- Opening Delimiter -
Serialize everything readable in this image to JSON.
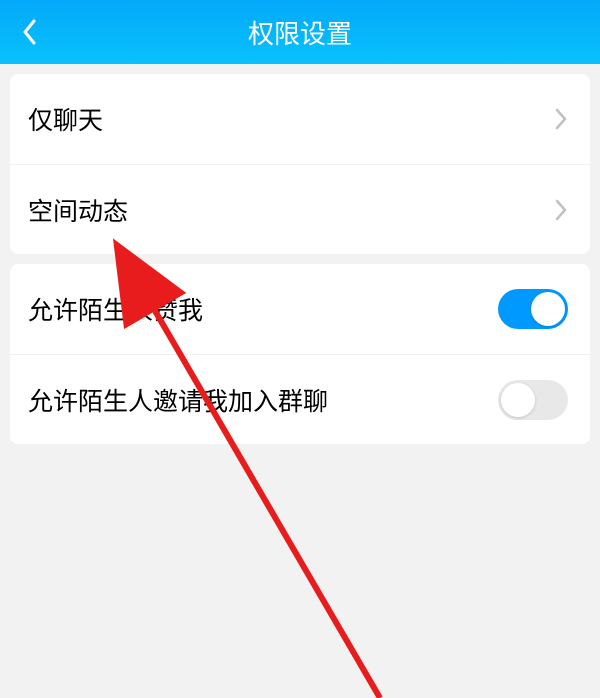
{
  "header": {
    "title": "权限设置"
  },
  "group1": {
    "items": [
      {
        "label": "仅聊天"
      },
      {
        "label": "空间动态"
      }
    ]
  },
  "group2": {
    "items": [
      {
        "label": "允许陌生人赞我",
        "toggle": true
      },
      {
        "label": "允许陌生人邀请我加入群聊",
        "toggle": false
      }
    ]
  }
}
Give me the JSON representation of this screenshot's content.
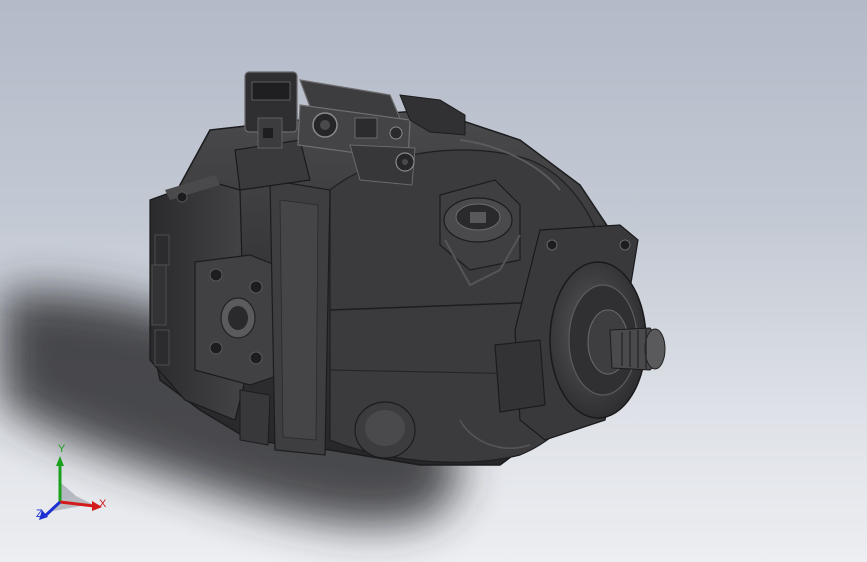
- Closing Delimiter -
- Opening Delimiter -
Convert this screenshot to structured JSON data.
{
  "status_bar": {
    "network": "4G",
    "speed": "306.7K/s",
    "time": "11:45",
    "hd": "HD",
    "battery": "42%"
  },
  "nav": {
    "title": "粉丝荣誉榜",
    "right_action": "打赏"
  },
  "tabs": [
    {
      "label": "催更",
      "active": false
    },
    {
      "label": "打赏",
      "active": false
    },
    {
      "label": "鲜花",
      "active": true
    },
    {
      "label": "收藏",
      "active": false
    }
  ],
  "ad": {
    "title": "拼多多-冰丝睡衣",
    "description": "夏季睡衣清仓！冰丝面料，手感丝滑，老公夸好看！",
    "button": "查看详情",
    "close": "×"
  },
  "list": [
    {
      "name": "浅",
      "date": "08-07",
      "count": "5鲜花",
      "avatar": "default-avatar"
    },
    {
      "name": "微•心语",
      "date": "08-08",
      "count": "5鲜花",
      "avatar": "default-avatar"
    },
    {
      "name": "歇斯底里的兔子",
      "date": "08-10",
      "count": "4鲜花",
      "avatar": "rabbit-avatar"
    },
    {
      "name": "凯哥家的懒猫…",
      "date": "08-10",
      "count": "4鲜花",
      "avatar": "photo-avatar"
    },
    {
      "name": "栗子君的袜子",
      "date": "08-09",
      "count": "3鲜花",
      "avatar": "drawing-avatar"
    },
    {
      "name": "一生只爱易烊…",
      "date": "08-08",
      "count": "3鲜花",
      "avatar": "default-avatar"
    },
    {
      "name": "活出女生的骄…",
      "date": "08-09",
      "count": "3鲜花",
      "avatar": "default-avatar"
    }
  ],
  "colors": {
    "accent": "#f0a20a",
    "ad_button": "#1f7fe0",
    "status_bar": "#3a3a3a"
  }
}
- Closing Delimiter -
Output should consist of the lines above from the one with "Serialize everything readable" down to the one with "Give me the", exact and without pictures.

--- EXERCISE ANSWER ---
Serialize everything readable in this image to JSON.
{
  "header": {
    "title": "权限设置"
  },
  "group1": {
    "items": [
      {
        "label": "仅聊天"
      },
      {
        "label": "空间动态"
      }
    ]
  },
  "group2": {
    "items": [
      {
        "label": "允许陌生人赞我",
        "toggle": true
      },
      {
        "label": "允许陌生人邀请我加入群聊",
        "toggle": false
      }
    ]
  }
}
Give me the JSON representation of this screenshot's content.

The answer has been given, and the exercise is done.